[Interface dataset entries]
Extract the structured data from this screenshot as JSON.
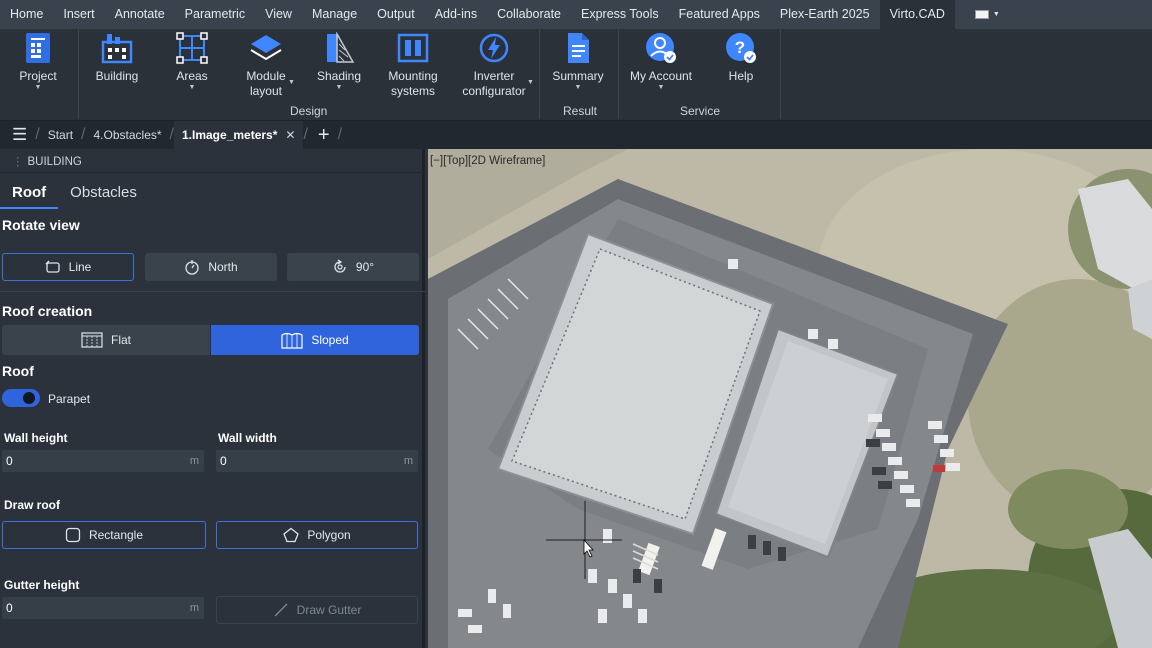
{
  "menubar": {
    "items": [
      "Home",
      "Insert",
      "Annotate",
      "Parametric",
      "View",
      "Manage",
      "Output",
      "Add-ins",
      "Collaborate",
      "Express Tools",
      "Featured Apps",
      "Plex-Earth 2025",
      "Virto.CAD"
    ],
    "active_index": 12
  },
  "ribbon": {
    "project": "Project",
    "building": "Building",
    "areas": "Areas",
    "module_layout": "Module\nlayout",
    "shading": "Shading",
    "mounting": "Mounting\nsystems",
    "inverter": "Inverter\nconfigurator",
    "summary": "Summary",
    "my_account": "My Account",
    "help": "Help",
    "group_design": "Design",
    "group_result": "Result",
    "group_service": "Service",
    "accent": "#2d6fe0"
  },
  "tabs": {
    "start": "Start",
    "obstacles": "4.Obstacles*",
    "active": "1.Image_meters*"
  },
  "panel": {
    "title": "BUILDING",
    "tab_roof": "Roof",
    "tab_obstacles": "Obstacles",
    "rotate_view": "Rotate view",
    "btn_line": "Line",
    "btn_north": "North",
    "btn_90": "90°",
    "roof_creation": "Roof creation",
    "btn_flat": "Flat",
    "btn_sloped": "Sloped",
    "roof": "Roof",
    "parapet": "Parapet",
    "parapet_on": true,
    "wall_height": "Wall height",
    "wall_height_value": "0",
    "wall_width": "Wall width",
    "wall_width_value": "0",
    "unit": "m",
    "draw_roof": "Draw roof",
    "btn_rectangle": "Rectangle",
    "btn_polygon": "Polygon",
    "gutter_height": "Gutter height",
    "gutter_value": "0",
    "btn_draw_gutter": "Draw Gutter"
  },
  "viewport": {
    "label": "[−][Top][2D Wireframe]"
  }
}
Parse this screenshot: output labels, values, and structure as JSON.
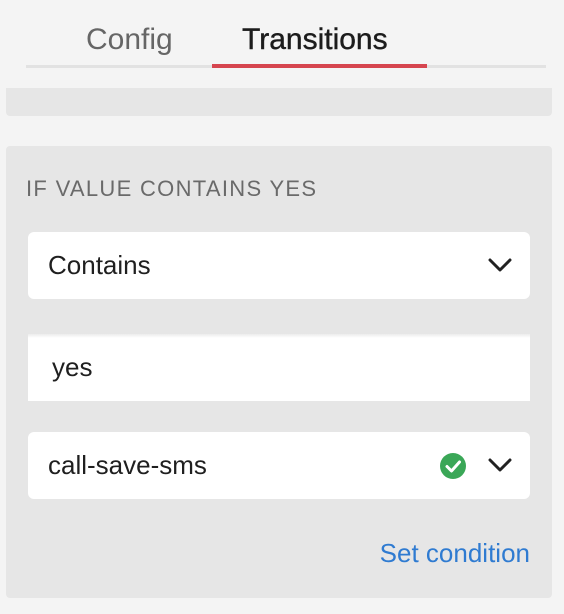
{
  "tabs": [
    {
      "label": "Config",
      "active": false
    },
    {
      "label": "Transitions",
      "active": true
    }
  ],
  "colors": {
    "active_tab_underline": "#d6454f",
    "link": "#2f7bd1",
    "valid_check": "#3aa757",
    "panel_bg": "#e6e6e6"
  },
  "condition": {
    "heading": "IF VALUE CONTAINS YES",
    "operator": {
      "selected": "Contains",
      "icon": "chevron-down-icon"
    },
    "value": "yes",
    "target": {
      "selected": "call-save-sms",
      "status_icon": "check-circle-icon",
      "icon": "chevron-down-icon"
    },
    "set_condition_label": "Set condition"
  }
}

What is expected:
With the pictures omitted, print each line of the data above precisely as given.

Solution for this exercise:
Extract the structured data from this screenshot as JSON.
{
  "menubar": {
    "items": [
      "Home",
      "Insert",
      "Annotate",
      "Parametric",
      "View",
      "Manage",
      "Output",
      "Add-ins",
      "Collaborate",
      "Express Tools",
      "Featured Apps",
      "Plex-Earth 2025",
      "Virto.CAD"
    ],
    "active_index": 12
  },
  "ribbon": {
    "project": "Project",
    "building": "Building",
    "areas": "Areas",
    "module_layout": "Module\nlayout",
    "shading": "Shading",
    "mounting": "Mounting\nsystems",
    "inverter": "Inverter\nconfigurator",
    "summary": "Summary",
    "my_account": "My Account",
    "help": "Help",
    "group_design": "Design",
    "group_result": "Result",
    "group_service": "Service",
    "accent": "#2d6fe0"
  },
  "tabs": {
    "start": "Start",
    "obstacles": "4.Obstacles*",
    "active": "1.Image_meters*"
  },
  "panel": {
    "title": "BUILDING",
    "tab_roof": "Roof",
    "tab_obstacles": "Obstacles",
    "rotate_view": "Rotate view",
    "btn_line": "Line",
    "btn_north": "North",
    "btn_90": "90°",
    "roof_creation": "Roof creation",
    "btn_flat": "Flat",
    "btn_sloped": "Sloped",
    "roof": "Roof",
    "parapet": "Parapet",
    "parapet_on": true,
    "wall_height": "Wall height",
    "wall_height_value": "0",
    "wall_width": "Wall width",
    "wall_width_value": "0",
    "unit": "m",
    "draw_roof": "Draw roof",
    "btn_rectangle": "Rectangle",
    "btn_polygon": "Polygon",
    "gutter_height": "Gutter height",
    "gutter_value": "0",
    "btn_draw_gutter": "Draw Gutter"
  },
  "viewport": {
    "label": "[−][Top][2D Wireframe]"
  }
}
Parse this screenshot: output labels, values, and structure as JSON.
{
  "tabs": [
    {
      "label": "Config",
      "active": false
    },
    {
      "label": "Transitions",
      "active": true
    }
  ],
  "colors": {
    "active_tab_underline": "#d6454f",
    "link": "#2f7bd1",
    "valid_check": "#3aa757",
    "panel_bg": "#e6e6e6"
  },
  "condition": {
    "heading": "IF VALUE CONTAINS YES",
    "operator": {
      "selected": "Contains",
      "icon": "chevron-down-icon"
    },
    "value": "yes",
    "target": {
      "selected": "call-save-sms",
      "status_icon": "check-circle-icon",
      "icon": "chevron-down-icon"
    },
    "set_condition_label": "Set condition"
  }
}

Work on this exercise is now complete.